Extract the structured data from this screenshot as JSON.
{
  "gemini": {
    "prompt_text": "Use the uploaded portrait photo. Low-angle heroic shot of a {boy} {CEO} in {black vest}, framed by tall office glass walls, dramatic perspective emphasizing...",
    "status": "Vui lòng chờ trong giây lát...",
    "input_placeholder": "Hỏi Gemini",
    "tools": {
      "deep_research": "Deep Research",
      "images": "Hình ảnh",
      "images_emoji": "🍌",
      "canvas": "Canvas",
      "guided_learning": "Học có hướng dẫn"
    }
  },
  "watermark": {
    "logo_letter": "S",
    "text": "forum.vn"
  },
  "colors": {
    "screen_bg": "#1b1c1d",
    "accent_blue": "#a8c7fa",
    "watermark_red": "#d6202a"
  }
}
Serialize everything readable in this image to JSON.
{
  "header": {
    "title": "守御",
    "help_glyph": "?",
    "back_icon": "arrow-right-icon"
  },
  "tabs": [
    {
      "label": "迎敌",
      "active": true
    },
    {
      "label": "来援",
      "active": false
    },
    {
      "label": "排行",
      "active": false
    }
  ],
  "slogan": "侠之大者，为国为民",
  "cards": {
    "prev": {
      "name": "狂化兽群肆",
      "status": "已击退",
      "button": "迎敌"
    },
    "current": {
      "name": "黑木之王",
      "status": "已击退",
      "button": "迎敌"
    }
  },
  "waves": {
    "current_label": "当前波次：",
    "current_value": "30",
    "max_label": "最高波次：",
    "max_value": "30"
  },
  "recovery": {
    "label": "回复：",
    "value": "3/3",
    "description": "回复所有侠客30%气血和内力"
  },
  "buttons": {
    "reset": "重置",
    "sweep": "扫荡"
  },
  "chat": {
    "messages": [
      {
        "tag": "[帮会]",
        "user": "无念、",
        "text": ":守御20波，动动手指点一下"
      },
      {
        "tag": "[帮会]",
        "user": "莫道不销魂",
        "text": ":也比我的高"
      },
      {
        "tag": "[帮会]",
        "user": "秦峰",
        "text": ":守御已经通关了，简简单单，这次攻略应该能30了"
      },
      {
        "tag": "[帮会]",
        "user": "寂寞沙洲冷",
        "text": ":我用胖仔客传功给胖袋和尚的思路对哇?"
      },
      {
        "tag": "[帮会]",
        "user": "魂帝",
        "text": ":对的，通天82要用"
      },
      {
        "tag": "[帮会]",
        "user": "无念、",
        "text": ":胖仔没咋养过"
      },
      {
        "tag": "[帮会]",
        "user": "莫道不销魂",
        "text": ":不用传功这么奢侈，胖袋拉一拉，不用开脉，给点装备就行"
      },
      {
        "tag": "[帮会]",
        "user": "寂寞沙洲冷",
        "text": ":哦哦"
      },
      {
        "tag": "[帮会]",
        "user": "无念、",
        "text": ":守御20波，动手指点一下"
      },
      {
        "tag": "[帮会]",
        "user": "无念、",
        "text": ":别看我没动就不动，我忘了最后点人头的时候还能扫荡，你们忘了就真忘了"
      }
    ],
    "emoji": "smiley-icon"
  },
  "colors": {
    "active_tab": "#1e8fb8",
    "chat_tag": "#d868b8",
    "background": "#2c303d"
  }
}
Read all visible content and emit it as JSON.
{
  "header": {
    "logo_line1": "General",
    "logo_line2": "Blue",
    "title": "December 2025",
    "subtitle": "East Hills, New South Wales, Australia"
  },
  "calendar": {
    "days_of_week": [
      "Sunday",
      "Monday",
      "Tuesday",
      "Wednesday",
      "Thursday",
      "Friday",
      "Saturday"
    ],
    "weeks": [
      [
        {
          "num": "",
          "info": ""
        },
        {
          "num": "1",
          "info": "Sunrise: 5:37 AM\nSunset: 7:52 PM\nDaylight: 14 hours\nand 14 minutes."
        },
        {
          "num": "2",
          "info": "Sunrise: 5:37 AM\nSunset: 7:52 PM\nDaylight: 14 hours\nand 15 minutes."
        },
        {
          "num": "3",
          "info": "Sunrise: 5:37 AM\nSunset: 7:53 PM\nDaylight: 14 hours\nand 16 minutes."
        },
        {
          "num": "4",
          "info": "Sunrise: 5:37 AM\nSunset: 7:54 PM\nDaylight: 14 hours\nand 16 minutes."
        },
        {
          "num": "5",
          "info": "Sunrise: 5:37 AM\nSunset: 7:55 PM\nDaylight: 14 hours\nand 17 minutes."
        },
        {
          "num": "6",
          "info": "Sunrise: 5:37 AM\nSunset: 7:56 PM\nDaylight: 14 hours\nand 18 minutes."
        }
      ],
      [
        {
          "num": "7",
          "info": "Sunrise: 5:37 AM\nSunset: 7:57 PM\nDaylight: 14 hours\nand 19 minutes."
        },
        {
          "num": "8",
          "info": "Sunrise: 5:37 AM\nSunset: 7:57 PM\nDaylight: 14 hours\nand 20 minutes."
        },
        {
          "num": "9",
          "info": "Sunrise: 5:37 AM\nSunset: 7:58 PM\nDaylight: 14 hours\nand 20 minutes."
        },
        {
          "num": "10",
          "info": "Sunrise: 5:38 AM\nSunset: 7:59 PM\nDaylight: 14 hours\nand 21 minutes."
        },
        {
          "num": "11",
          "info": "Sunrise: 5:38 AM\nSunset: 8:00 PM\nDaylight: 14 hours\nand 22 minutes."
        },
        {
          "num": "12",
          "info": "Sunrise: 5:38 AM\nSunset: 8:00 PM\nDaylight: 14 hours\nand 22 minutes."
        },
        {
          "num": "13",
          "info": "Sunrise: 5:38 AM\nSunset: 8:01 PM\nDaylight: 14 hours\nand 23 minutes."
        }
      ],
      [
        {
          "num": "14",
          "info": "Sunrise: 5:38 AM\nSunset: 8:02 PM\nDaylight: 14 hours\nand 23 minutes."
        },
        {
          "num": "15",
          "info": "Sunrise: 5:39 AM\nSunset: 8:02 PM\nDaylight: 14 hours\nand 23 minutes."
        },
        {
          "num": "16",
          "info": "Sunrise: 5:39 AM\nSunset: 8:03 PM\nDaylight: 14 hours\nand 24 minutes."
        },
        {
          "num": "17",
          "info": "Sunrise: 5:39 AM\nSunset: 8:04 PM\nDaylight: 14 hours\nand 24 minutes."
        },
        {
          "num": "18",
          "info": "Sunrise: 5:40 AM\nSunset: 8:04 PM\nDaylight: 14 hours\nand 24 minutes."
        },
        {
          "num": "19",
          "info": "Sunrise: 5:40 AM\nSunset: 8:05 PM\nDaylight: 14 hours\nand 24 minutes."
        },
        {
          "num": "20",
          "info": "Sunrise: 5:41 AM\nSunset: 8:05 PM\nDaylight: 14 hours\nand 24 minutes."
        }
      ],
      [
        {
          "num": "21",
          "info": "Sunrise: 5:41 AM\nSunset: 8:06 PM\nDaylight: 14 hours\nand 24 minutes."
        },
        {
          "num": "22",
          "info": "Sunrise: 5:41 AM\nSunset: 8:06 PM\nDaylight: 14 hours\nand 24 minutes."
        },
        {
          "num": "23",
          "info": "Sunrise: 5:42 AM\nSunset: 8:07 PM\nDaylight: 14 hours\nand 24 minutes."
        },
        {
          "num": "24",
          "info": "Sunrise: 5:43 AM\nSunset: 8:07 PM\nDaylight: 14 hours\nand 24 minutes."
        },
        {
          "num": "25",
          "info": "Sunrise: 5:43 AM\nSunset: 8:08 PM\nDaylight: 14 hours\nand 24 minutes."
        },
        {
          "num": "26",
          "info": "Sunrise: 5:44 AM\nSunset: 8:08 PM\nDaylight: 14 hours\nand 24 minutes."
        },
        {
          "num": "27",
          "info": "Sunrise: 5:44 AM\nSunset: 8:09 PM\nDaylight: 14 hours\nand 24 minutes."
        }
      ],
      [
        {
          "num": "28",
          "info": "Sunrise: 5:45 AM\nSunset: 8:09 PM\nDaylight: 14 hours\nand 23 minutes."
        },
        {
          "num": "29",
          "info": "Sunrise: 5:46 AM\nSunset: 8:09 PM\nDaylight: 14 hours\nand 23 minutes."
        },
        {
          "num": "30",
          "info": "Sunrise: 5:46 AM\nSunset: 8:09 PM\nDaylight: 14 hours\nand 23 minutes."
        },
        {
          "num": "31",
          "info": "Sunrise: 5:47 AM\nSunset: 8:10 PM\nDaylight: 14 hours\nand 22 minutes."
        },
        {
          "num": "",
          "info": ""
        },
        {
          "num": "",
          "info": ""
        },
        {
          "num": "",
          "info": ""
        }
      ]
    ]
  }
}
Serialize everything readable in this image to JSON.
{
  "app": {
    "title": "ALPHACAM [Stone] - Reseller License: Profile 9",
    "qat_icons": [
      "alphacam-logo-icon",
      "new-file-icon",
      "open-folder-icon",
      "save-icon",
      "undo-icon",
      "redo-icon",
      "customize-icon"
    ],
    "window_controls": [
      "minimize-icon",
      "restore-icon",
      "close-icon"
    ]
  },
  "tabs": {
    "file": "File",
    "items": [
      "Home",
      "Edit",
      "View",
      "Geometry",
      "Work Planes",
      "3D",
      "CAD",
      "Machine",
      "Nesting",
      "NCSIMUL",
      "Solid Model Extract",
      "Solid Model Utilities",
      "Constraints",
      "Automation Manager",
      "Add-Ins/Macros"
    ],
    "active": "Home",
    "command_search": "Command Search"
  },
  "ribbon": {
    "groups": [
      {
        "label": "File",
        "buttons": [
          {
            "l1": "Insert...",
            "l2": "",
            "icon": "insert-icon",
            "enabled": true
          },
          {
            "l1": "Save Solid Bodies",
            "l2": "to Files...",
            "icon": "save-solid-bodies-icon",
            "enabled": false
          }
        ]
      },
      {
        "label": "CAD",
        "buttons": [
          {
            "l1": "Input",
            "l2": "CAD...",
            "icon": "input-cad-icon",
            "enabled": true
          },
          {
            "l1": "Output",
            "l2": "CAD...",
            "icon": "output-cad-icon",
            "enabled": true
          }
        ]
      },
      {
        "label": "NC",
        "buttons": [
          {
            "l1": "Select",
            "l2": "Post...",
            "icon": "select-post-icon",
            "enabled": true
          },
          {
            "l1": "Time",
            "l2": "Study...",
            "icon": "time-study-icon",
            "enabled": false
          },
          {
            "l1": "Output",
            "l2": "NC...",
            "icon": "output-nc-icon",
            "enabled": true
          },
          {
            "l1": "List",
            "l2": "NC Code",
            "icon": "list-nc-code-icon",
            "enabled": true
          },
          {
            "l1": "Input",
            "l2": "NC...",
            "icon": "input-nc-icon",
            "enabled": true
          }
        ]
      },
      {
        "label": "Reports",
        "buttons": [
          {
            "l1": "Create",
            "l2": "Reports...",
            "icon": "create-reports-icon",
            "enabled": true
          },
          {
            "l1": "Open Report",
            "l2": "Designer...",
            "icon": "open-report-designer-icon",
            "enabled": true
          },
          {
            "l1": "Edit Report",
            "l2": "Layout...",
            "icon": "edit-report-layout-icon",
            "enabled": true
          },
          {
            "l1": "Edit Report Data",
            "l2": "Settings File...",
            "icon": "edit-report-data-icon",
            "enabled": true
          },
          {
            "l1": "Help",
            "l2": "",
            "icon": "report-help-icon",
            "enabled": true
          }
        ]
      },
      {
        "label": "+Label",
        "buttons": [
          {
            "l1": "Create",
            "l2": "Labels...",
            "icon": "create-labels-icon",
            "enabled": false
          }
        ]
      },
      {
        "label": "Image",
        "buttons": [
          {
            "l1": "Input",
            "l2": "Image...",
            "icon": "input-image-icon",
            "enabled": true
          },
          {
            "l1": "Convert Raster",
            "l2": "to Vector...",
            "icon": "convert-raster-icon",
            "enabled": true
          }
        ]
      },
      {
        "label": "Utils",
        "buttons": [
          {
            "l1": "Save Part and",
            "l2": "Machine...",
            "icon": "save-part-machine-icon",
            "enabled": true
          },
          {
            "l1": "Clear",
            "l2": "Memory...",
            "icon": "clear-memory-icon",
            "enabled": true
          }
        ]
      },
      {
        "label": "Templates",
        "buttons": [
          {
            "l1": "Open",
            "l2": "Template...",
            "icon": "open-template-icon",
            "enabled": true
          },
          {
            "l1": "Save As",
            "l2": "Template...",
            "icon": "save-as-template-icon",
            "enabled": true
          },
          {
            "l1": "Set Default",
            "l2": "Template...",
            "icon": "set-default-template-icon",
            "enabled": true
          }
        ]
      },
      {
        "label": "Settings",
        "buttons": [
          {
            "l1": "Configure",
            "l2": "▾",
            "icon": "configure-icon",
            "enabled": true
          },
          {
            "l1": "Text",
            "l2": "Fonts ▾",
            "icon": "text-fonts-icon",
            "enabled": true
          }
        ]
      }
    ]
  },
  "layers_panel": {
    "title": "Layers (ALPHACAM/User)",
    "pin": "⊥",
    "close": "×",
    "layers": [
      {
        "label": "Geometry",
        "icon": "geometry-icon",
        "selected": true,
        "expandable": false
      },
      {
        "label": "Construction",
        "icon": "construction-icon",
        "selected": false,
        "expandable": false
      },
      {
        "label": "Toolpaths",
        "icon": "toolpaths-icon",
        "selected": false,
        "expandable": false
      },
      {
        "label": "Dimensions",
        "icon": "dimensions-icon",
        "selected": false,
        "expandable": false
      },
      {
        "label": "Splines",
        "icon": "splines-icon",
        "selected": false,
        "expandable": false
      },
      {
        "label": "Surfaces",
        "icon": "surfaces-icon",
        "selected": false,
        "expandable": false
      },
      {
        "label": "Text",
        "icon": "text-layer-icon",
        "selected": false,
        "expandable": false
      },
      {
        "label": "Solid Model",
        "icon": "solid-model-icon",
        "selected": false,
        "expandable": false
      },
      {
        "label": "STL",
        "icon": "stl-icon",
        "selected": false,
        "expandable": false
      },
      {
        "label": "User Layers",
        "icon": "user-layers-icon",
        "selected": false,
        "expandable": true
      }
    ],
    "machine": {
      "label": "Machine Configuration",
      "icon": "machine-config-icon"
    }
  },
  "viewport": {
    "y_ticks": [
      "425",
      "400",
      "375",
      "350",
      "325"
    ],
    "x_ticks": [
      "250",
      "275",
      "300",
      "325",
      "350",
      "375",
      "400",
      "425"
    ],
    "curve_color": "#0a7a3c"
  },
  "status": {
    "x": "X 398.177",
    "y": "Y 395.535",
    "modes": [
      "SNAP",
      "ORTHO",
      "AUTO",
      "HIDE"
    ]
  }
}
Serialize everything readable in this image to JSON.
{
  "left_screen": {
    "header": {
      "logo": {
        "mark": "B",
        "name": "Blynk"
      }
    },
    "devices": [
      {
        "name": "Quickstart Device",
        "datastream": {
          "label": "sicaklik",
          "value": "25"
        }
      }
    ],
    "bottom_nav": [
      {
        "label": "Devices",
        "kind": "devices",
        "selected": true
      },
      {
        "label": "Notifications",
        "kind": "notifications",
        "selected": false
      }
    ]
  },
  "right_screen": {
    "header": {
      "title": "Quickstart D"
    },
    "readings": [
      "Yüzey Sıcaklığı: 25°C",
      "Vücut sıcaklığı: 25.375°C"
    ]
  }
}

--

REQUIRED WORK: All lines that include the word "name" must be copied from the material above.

RESULT OF THIS TASK:
      "name": "狂化兽群肆",
      "name": "黑木之王",
        "name": "Blynk"
        "name": "Quickstart Device",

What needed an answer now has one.